MINNEAPOLIS (WCCO) — As cities ask homeowners to conserve water, it’s bringing up questions about how we get our water in the first place.
Tom from St. Cloud and Nancy from Edina asked this Good Question: How do water towers work?READ MORE: Minnesota Weather: Drought Conditions Ease In First Days Of Fall
“Water towers have two primary purposes, one is for pressure,” said Jon Eaton, superintendent of utilities for the City of Eagan. “The second thing we do is primarily for storage and fire protection.”
Pumps lift the water to create the pressure people feel in their homes. Due to the elevation, gravity pushes the water down. The extra storage also allows for a buffer for when water demand is high.
“The second thing we do is primarily for storage and for fire protection,” Eaton said. “So it allows us a buffer during day when demands get really high.”
Why can’t we just store it on the ground? Eaton says the issue is space and there aren’t many cost-effective places to store one million gallons of water. It would also be expensive to pump the water once again to create the required pressure.
“Part of this is saving the public a significant amount of money by just storing it up high and letting nature do the work,” he said.READ MORE: Minnesota Weather: Drought Conditions Holding In Place As State Moves Into Fall
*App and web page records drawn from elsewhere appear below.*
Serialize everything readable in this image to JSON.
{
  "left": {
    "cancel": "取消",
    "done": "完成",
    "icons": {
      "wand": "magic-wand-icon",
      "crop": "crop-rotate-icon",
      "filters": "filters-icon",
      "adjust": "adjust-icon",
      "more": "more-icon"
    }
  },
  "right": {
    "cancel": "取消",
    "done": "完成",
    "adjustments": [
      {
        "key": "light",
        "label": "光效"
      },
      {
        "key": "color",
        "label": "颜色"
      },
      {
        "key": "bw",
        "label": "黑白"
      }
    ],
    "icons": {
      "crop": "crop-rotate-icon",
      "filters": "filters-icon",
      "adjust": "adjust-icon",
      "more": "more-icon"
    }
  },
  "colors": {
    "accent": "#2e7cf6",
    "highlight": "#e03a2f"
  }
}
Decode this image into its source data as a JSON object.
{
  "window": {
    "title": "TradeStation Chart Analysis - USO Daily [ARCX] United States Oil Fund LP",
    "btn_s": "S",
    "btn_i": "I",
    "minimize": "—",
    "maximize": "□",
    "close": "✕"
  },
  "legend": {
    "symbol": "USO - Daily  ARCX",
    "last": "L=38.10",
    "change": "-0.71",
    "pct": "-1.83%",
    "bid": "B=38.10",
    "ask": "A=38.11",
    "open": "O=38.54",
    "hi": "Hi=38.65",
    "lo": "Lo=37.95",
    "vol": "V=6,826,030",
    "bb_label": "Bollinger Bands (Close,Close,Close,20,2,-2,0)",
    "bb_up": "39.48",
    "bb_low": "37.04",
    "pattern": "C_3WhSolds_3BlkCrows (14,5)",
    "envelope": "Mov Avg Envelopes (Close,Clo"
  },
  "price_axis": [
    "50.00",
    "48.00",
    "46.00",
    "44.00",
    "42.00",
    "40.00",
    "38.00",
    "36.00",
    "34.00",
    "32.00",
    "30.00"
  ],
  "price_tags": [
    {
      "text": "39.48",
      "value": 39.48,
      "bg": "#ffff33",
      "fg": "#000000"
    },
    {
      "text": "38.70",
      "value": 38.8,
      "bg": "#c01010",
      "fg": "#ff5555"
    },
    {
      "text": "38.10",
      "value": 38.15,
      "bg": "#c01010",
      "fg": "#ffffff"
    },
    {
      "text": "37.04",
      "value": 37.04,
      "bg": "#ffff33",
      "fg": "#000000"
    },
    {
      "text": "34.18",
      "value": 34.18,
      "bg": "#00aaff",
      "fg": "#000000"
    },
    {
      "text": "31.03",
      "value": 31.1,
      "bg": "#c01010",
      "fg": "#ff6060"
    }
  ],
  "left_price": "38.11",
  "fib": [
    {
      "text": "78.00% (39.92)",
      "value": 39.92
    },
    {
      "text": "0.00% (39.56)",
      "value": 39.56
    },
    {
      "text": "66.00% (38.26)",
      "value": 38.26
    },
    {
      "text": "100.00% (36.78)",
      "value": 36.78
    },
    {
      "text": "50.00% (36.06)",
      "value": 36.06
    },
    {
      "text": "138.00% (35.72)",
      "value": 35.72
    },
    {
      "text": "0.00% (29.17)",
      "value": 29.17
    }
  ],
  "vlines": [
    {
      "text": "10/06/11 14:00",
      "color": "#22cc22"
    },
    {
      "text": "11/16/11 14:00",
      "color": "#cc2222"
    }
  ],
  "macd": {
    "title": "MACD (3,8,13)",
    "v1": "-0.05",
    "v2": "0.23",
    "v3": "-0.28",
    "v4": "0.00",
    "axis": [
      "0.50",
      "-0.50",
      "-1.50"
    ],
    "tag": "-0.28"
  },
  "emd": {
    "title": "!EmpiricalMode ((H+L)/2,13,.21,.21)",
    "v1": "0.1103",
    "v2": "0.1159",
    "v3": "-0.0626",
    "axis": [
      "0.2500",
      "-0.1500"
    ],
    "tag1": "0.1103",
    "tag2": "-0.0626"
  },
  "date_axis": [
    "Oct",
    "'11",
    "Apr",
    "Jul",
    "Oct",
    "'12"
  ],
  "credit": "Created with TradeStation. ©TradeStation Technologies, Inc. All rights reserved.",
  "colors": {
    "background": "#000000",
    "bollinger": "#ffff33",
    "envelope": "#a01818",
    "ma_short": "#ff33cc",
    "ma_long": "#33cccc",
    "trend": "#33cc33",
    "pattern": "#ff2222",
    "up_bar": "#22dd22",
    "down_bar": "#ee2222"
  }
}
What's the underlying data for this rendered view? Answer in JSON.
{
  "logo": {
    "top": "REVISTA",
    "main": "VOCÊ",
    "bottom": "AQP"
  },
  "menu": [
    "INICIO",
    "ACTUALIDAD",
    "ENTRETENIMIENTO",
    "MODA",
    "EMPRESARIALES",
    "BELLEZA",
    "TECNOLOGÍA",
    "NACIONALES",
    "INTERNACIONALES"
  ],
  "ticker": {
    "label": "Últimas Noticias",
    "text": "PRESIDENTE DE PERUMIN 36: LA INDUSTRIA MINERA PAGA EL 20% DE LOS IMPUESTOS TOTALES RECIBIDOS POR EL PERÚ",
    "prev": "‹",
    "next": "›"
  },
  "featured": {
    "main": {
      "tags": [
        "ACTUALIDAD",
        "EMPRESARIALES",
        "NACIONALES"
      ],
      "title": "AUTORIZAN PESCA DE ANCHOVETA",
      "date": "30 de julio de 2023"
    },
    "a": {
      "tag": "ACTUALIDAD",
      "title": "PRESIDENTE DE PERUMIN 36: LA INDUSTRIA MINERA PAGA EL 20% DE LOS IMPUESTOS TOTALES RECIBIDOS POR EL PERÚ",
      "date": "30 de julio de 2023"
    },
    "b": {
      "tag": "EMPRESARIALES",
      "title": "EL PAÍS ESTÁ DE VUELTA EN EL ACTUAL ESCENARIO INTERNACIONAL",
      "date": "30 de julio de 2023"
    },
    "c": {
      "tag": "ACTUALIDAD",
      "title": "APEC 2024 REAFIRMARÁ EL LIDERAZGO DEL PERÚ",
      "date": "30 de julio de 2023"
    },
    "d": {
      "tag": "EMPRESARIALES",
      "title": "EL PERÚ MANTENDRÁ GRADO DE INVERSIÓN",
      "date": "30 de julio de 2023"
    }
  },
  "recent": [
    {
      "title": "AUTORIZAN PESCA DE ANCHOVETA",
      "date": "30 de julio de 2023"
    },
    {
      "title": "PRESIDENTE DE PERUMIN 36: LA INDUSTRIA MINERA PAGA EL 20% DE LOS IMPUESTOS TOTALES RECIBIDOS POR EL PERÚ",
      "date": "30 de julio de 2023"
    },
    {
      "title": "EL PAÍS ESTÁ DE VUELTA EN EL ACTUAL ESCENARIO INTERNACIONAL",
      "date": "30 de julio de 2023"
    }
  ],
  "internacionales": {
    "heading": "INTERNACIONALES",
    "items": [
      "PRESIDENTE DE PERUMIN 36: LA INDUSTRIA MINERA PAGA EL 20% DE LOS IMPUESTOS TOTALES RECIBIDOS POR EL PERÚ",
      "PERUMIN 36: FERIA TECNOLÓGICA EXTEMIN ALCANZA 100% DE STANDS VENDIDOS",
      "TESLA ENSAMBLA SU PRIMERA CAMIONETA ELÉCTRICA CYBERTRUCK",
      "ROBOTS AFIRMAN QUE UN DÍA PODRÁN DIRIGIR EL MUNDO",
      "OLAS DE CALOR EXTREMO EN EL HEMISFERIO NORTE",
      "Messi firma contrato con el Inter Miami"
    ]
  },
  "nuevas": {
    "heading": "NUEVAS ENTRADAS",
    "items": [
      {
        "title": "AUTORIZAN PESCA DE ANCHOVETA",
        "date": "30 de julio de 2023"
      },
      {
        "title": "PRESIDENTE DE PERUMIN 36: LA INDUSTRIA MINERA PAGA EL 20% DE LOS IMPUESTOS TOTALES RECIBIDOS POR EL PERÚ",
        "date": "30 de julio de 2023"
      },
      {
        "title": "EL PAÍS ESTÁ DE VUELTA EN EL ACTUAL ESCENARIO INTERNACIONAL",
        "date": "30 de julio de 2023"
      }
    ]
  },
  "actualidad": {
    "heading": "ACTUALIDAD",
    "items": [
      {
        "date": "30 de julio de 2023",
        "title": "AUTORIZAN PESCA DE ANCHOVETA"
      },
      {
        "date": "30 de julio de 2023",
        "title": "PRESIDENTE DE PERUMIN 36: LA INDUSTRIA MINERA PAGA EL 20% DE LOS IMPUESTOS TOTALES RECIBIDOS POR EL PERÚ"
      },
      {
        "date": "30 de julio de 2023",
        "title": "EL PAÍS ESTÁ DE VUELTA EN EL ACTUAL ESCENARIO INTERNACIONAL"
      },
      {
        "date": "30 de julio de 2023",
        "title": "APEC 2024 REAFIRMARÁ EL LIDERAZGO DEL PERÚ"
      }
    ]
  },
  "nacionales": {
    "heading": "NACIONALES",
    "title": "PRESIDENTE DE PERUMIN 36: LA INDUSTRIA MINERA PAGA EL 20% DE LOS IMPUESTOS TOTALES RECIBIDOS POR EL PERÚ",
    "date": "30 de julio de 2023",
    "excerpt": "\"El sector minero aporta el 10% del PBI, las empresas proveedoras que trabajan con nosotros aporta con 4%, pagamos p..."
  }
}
Cities across the metro get their drinking water from a variety of places, including wells and surface water. No matter where it comes from, the water towers work the same.
Water comes into the tower underground from a single big pipe outside. It moves through that pipe straight up to the bottom of the bowl. Depending on demand, the water in this tower often turns over five times a day.
So why doesn’t it freeze in the winter?
“We purposefully cycle the water in the towers up and down,” Eaton said.
Eaton says the drought doesn’t affect how much water is in the tower.
“What the drought really affects is our source water, so we’re constantly watching what the water levels are, the aquifer levels,” he said.MORE NEWS: Burning Restrictions To Be Lifted In Much Of Northern Minnesota Overnight
And why doesn’t the Eagan Water Tower have the city’s name on it? Eaton says while the tower supplies water to Eagan, it also supplies it to parts of neighboring Inver Grove Heights — where the tower is actually located.